In line with Utah’s recent economic performance, between 2015 and 2017 total employment is projected to increase at an annual rate of 2.9 percent providing almost 77,000 jobs openings per year. Keep in mind that openings represent both growth and the need to replace individuals who have left a particular occupation. Due to strong projected expansion, the growth openings should account for roughly 56 percent of total openings.

Tuesday, February 16, 2016

Growing Utah: The Impact of Startup Companies on the Utah Economy

Lecia Parks Langston, Senior Economist 

“The entrepreneur always searches for change, responds to it, and exploits it as an opportunity.” Peter Drucker

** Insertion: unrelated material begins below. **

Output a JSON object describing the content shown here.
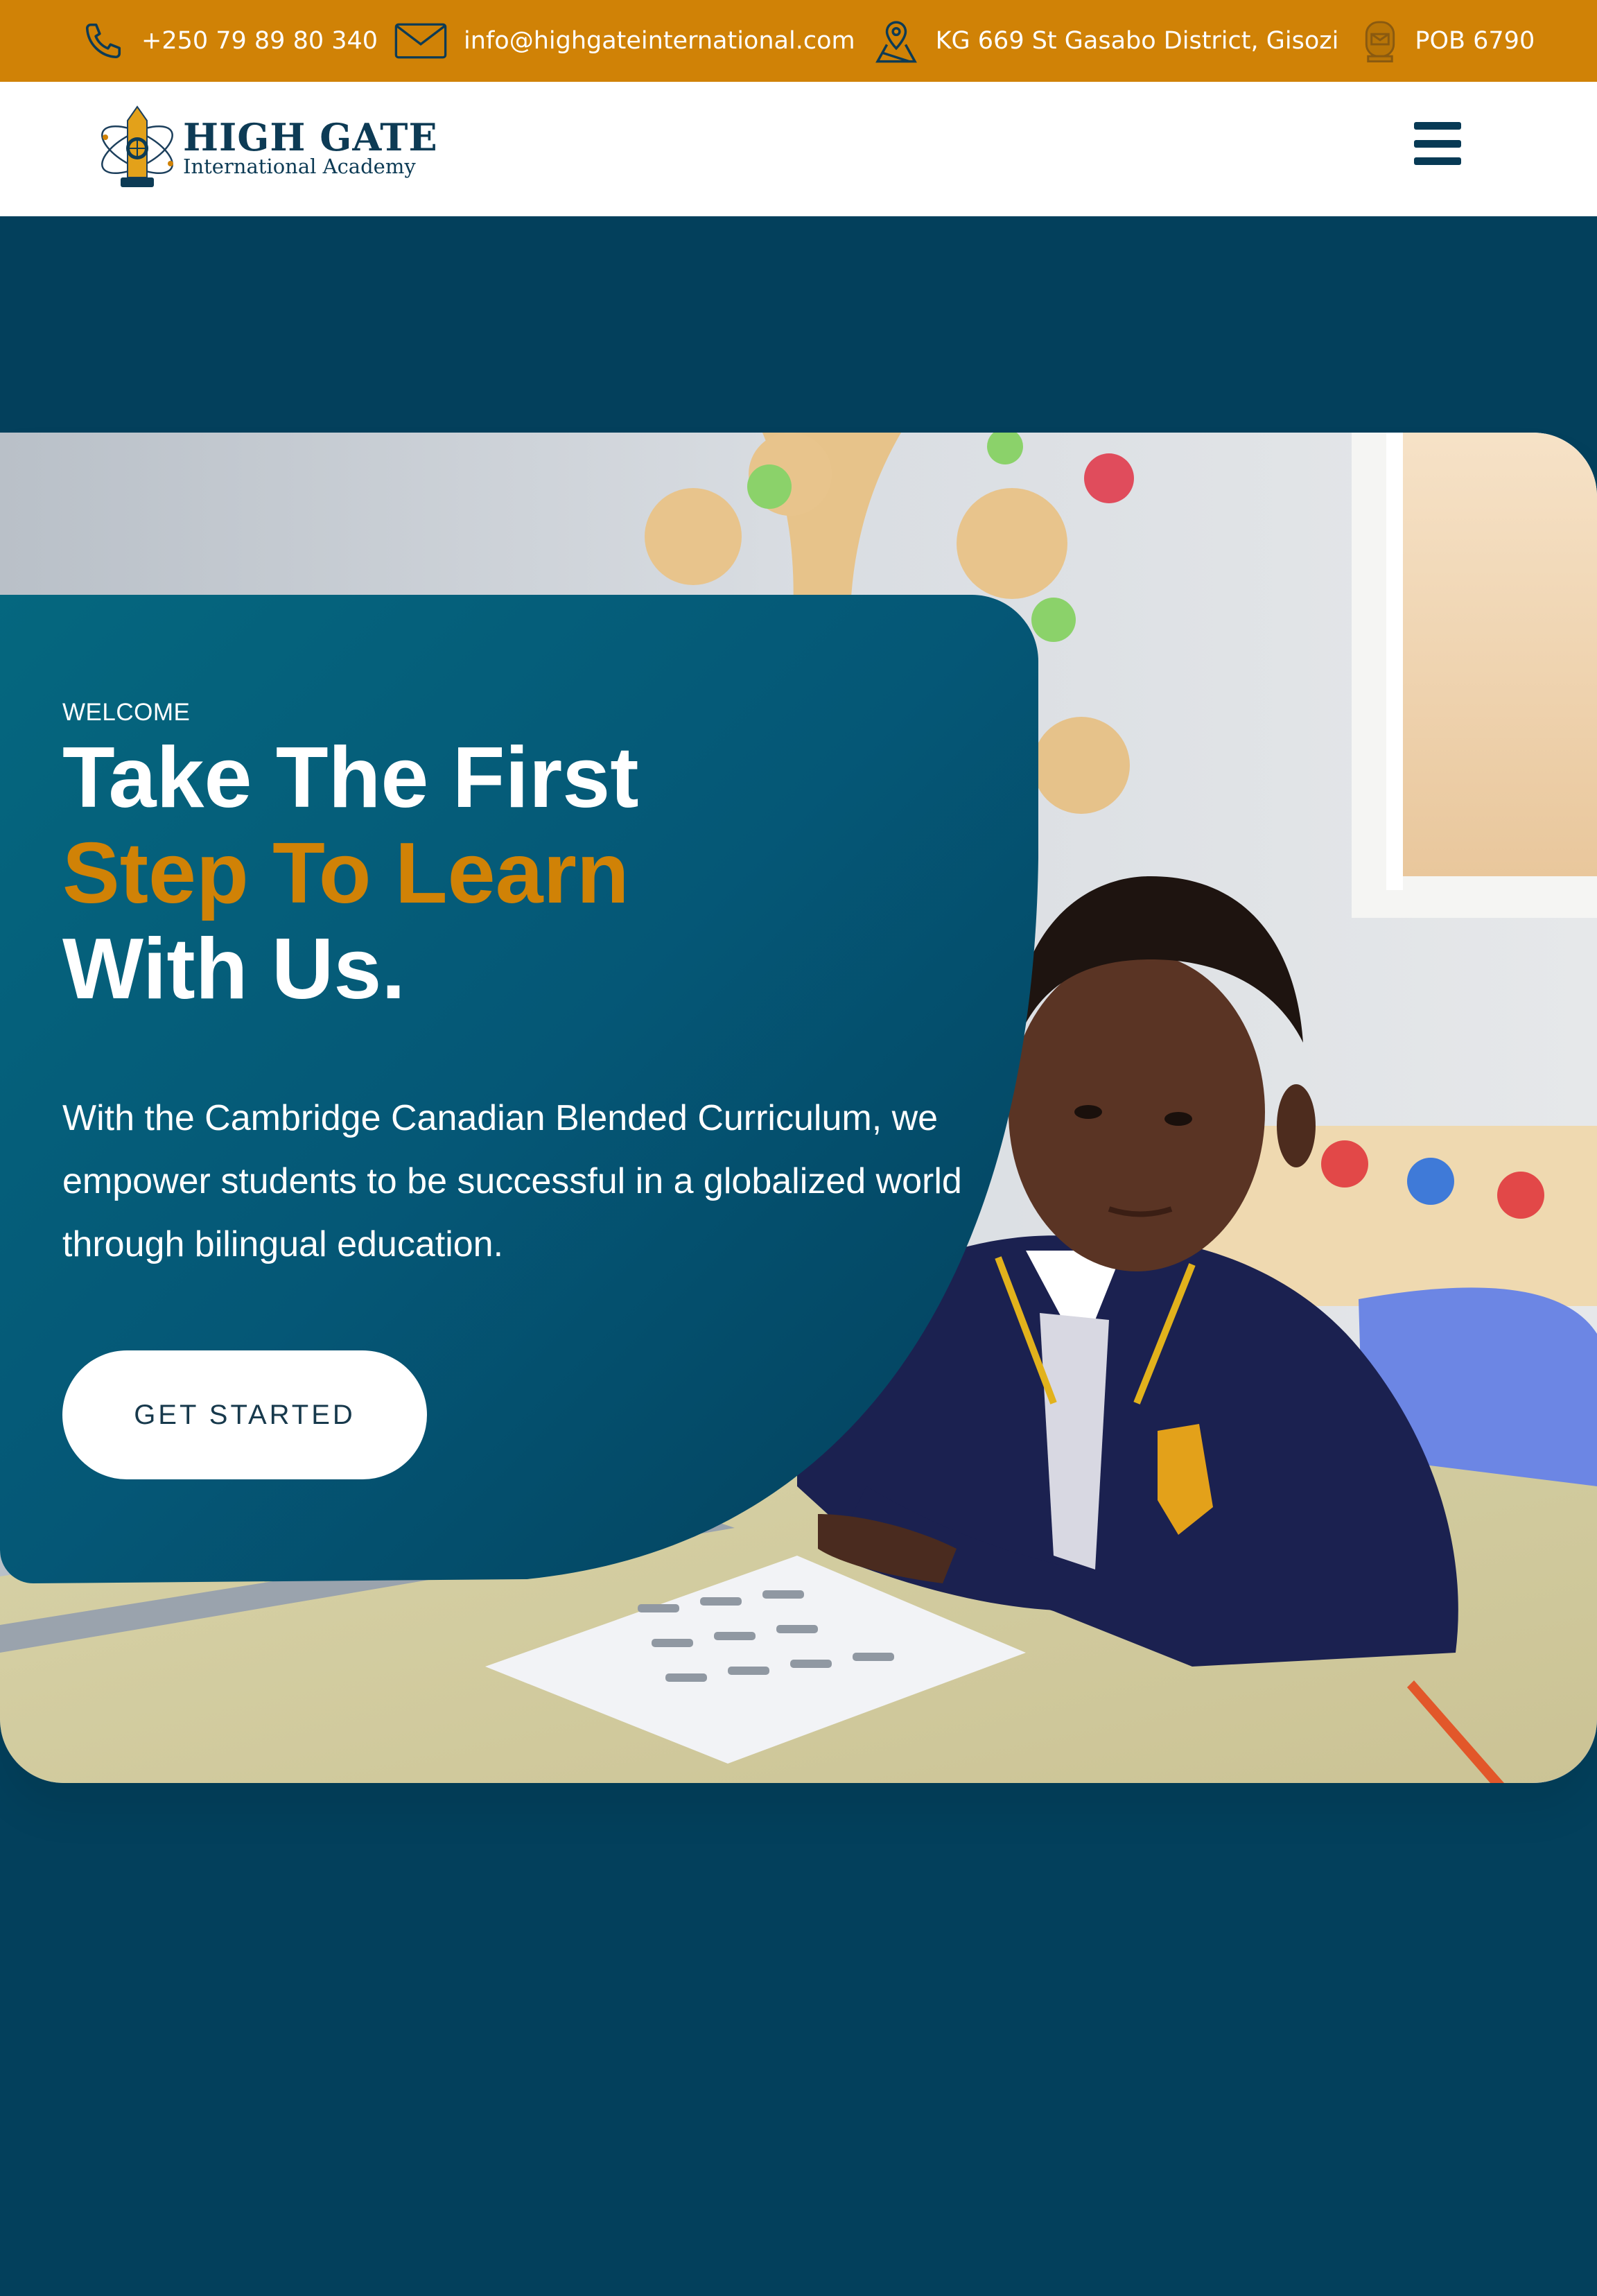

• Startup companies, those in existence less than one year, play a major role in Utah’s job creation. In 2013, Utah gave birth to more than 4,700 new firms adding more than 27,000 jobs to the Utah economy.

• New Utah firms have accounted for a smaller and smaller share of created jobs and total employment over time, following a national trend.

• During 1983, startup’s share of job creation peaked at 30 percent compared to 16 percent in 2013.

• The percentage of startup firms with one to four employees has consistently bounced around the 85-percent mark.

• Often during an economic downturn, firms one year and older will show negative “job creation.” Job creation from startup firms helps counteract these job losses.

• Young firms (one to five years old) account for a large share of firms going out of business and employment destruction.

Entrepreneurs — they’re those risk-taking individuals who start new business ventures and thereby fuel economic growth. They are so important to the economy that economists usually include entrepreneurship among the four factors of production. A report on entrepreneurship across states from the U.S. Census Bureau using pre-recession data ranked Utah fifth for the percentage of employment accounted for by young firms. In fact, the Intermountain West seems a hotbed of entrepreneurial activity. Nevada, Idaho, Wyoming, Montana, Utah and Arizona all topped the U.S. rankings. How do these startup companies spawned by the entrepreneurial spirit impact the Utah economy? The answers can be found using the Census Bureau’s Business Dynamic Statistics (BDS).